What you need to do:
Every entry below should be copied exactly, minus the pictures.

----- Source data

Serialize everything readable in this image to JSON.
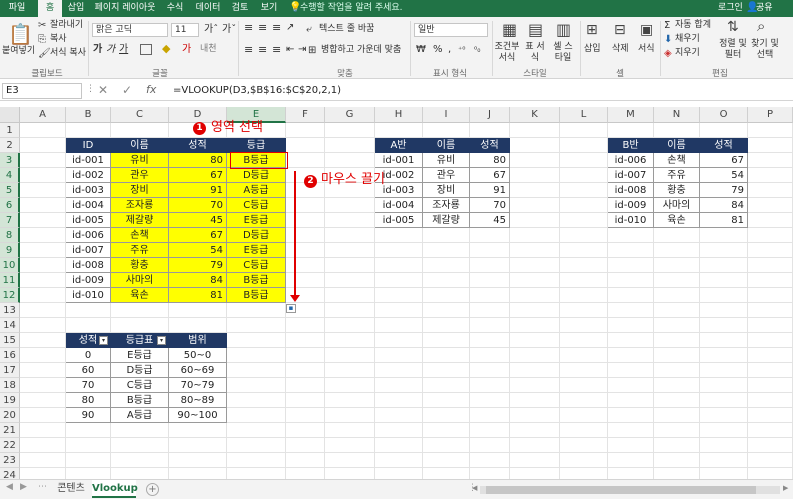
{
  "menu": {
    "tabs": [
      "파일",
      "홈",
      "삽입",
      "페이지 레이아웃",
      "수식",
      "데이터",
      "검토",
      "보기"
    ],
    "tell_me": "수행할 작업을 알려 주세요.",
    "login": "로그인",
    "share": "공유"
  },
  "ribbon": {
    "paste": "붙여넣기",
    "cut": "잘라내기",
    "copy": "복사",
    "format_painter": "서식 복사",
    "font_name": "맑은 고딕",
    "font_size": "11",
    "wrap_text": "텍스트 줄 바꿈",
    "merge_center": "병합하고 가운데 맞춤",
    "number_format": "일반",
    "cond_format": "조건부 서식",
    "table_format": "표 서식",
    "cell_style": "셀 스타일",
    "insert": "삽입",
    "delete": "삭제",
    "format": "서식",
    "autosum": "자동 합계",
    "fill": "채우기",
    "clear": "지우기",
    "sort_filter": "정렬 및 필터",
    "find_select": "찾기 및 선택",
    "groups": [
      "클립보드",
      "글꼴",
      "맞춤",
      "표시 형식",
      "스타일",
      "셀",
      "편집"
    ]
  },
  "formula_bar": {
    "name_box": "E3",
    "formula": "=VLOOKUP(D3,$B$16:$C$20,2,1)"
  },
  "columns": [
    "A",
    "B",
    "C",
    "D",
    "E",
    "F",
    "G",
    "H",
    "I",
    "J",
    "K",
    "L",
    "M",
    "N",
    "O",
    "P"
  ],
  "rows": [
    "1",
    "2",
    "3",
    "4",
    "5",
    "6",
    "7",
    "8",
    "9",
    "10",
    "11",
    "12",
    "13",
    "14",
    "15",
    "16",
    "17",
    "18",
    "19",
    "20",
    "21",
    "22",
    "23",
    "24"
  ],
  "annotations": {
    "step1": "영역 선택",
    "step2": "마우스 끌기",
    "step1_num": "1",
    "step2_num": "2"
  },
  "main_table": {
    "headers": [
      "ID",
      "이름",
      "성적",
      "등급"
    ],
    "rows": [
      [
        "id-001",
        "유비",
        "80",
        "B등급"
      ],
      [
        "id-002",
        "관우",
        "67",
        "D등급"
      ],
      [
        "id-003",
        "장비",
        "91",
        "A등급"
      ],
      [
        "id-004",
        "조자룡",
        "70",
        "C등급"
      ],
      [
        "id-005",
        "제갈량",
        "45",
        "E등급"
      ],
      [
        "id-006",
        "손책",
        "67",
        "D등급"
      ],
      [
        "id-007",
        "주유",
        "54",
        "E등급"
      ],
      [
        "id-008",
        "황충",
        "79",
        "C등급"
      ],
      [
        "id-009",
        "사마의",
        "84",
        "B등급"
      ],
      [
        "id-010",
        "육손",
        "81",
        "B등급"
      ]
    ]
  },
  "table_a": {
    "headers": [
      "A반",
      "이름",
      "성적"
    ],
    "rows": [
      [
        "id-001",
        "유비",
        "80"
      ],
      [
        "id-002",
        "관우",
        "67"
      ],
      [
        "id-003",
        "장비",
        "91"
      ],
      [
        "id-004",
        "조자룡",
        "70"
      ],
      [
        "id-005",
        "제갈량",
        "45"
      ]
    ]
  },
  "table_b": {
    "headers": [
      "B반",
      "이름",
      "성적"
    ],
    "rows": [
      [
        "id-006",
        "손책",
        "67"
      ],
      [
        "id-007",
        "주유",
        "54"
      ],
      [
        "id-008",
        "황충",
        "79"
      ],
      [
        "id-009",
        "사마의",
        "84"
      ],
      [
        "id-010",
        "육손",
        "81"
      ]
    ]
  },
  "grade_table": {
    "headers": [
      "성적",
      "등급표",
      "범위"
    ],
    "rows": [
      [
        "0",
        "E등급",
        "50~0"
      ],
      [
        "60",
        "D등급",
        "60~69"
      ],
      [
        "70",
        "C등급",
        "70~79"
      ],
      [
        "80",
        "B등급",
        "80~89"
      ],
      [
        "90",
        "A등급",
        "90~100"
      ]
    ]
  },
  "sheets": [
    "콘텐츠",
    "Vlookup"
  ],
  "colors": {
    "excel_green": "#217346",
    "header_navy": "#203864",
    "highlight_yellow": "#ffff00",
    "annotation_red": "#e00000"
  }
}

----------

Answer space:
Serialize everything readable in this image to JSON.
{
  "menu": {
    "tabs": [
      "파일",
      "홈",
      "삽입",
      "페이지 레이아웃",
      "수식",
      "데이터",
      "검토",
      "보기"
    ],
    "tell_me": "수행할 작업을 알려 주세요.",
    "login": "로그인",
    "share": "공유"
  },
  "ribbon": {
    "paste": "붙여넣기",
    "cut": "잘라내기",
    "copy": "복사",
    "format_painter": "서식 복사",
    "font_name": "맑은 고딕",
    "font_size": "11",
    "wrap_text": "텍스트 줄 바꿈",
    "merge_center": "병합하고 가운데 맞춤",
    "number_format": "일반",
    "cond_format": "조건부 서식",
    "table_format": "표 서식",
    "cell_style": "셀 스타일",
    "insert": "삽입",
    "delete": "삭제",
    "format": "서식",
    "autosum": "자동 합계",
    "fill": "채우기",
    "clear": "지우기",
    "sort_filter": "정렬 및 필터",
    "find_select": "찾기 및 선택",
    "groups": [
      "클립보드",
      "글꼴",
      "맞춤",
      "표시 형식",
      "스타일",
      "셀",
      "편집"
    ]
  },
  "formula_bar": {
    "name_box": "E3",
    "formula": "=VLOOKUP(D3,$B$16:$C$20,2,1)"
  },
  "columns": [
    "A",
    "B",
    "C",
    "D",
    "E",
    "F",
    "G",
    "H",
    "I",
    "J",
    "K",
    "L",
    "M",
    "N",
    "O",
    "P"
  ],
  "rows": [
    "1",
    "2",
    "3",
    "4",
    "5",
    "6",
    "7",
    "8",
    "9",
    "10",
    "11",
    "12",
    "13",
    "14",
    "15",
    "16",
    "17",
    "18",
    "19",
    "20",
    "21",
    "22",
    "23",
    "24"
  ],
  "annotations": {
    "step1": "영역 선택",
    "step2": "마우스 끌기",
    "step1_num": "1",
    "step2_num": "2"
  },
  "main_table": {
    "headers": [
      "ID",
      "이름",
      "성적",
      "등급"
    ],
    "rows": [
      [
        "id-001",
        "유비",
        "80",
        "B등급"
      ],
      [
        "id-002",
        "관우",
        "67",
        "D등급"
      ],
      [
        "id-003",
        "장비",
        "91",
        "A등급"
      ],
      [
        "id-004",
        "조자룡",
        "70",
        "C등급"
      ],
      [
        "id-005",
        "제갈량",
        "45",
        "E등급"
      ],
      [
        "id-006",
        "손책",
        "67",
        "D등급"
      ],
      [
        "id-007",
        "주유",
        "54",
        "E등급"
      ],
      [
        "id-008",
        "황충",
        "79",
        "C등급"
      ],
      [
        "id-009",
        "사마의",
        "84",
        "B등급"
      ],
      [
        "id-010",
        "육손",
        "81",
        "B등급"
      ]
    ]
  },
  "table_a": {
    "headers": [
      "A반",
      "이름",
      "성적"
    ],
    "rows": [
      [
        "id-001",
        "유비",
        "80"
      ],
      [
        "id-002",
        "관우",
        "67"
      ],
      [
        "id-003",
        "장비",
        "91"
      ],
      [
        "id-004",
        "조자룡",
        "70"
      ],
      [
        "id-005",
        "제갈량",
        "45"
      ]
    ]
  },
  "table_b": {
    "headers": [
      "B반",
      "이름",
      "성적"
    ],
    "rows": [
      [
        "id-006",
        "손책",
        "67"
      ],
      [
        "id-007",
        "주유",
        "54"
      ],
      [
        "id-008",
        "황충",
        "79"
      ],
      [
        "id-009",
        "사마의",
        "84"
      ],
      [
        "id-010",
        "육손",
        "81"
      ]
    ]
  },
  "grade_table": {
    "headers": [
      "성적",
      "등급표",
      "범위"
    ],
    "rows": [
      [
        "0",
        "E등급",
        "50~0"
      ],
      [
        "60",
        "D등급",
        "60~69"
      ],
      [
        "70",
        "C등급",
        "70~79"
      ],
      [
        "80",
        "B등급",
        "80~89"
      ],
      [
        "90",
        "A등급",
        "90~100"
      ]
    ]
  },
  "sheets": [
    "콘텐츠",
    "Vlookup"
  ],
  "colors": {
    "excel_green": "#217346",
    "header_navy": "#203864",
    "highlight_yellow": "#ffff00",
    "annotation_red": "#e00000"
  }
}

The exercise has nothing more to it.